Corporate debt recently passed the $1 trillion mark in a continuing sign of global financial displacement.Marketsread more
"Federal debt, which is already high by historical standards, is on an unsustainable course," CBO director Phillip Swagel said in the report.Politicsread more
Target CEO Brian Cornell still thinks the U.S. consumer is strong and spending. Target's latest quarterly results showed the big-box retailer is benefiting from that.Retailread more
Stocks rose on Wednesday as strong quarterly results from retailers such as Target and Lowe's lifted investor sentiment.US Marketsread more

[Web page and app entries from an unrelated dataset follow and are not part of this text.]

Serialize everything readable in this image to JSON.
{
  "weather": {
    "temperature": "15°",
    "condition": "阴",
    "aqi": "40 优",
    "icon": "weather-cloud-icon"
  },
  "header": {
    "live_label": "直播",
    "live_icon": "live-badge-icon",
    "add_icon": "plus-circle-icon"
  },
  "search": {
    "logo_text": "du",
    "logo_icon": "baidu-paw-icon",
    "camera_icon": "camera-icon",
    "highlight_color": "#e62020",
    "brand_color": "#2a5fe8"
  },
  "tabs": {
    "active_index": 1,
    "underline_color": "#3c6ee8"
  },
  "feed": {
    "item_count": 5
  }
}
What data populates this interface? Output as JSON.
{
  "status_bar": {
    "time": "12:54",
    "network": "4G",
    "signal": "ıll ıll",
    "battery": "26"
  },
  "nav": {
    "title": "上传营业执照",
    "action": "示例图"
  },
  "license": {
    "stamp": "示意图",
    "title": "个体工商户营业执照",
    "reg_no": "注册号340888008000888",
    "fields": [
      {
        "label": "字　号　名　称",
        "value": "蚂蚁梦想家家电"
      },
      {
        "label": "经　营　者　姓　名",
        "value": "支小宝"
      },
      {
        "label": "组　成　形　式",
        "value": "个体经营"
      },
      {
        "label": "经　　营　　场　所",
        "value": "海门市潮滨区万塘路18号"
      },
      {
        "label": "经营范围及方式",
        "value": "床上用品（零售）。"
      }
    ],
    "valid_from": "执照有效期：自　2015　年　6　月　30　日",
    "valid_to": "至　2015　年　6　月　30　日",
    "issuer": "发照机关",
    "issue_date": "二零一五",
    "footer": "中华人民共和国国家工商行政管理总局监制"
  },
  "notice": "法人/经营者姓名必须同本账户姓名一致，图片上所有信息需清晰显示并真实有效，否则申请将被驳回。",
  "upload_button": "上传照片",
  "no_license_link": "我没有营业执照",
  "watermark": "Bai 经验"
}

President Trump insists the economy is healthy and says the only thing holding U.S. growth back is the Federal Reserve.Marketsread more
Trading volumes this week are well below their recent averages and that means this comeback may be suspect.Marketsread more
The rule could defy a 2015 Flores Settlement Agreement court order that says families cannot be held in detention for more than 20 days.Politicsread more
Bank of America CEO Brian Moynihan is not worried about an economic slowdown, saying the U.S. consumer is still in a strong place.Banksread more
In a second-round of tweets aimed at the U.S. central bank, the president asked, "WHERE IS THE FEDERAL RESERVE?"Marketsread more
J.P. Morgan Chase customers will no longer be able to pay with their phones in stores beginning next year.Marketsread more
(Adds comments from French official on EU candidate decision)
WASHINGTON, July 26 (Reuters) - The International Monetary Fund said on Friday its executive board adopted an "open, merit-based and transparent" process to select a new leader to replace Christine Lagarde, with the aim of choosing a candidate by Oct. 4.
The IMF's board in a statement made no mention of specific potential candidates, but said its next leader could come from any of its member countries and should have a "distinguished record" in senior-level economic policymaking.
The successful candidate also will have the management and diplomatic skills needed to run a large global organization, the board said.
Lagarde will replace European Central Bank Chairman Mario Draghi in November. On Thursday he ruled himself out as a candidate to lead the IMF.
In Brussels, a French official said European Union governments were working to choose a single candidate from a field that has grown to five with the addition of World Bank Chief Executive Officer Kristalina Georgieva, a Bulgarian national and former EU senior official.
The others under discussion are Jeroen Dijsselbloem, the Dutch former head of euro zone finance ministers; Nadia Calvino, the Spanish economy minister; Mario Centeno, the Portuguese chairman of euro zone finance ministers; Olli Rehn, the Finnish central bank governor, the official said.
Since its founding at the end of World War Two, the IMF has been led by a European, and analysts say the tradition is likely to continue this time around, given apparent U.S. support for a European candidate
The European selection debate is being coordinated by France, whose finance minister Bruno Le Maire had said he was aiming for a decision on a European candidate by the end of July.
Bank of England Governor Mark Carney, a Canadian with Irish and British passports, had appeared to be out of the running at a G7 finance meeting last week in France..
The board said that similar to other recent leadership selection rounds, it aims to reach a decision by consensus, and nominations may be made by any fund governors or executive director. The nomination period runs from July 29 to Sept. 6.
The IMF board said if more than three candidates were nominated, it would narrow the field to three shortlisted candidates based on their relative support on the board and will make their names public.
In describing qualifications for the next IMF leader, the board said: "(S)he will have a proven understanding of the Fund and the policy challenges facing the Funds diverse global membership. (S)he will have a firm commitment to, and an appreciation of, multilateral cooperation and will have a demonstrated capacity to be objective and impartial. (S)he will also be an effective communicator."
Choosing a candidate by Oct. 4 would allow the fund to present its new leader at the IMF and World Bank 2019 annual meetings, scheduled for Oct. 14-20 in Washington. (Reporting by David Lawder; Editing by Richard Chang and Susan Thomas)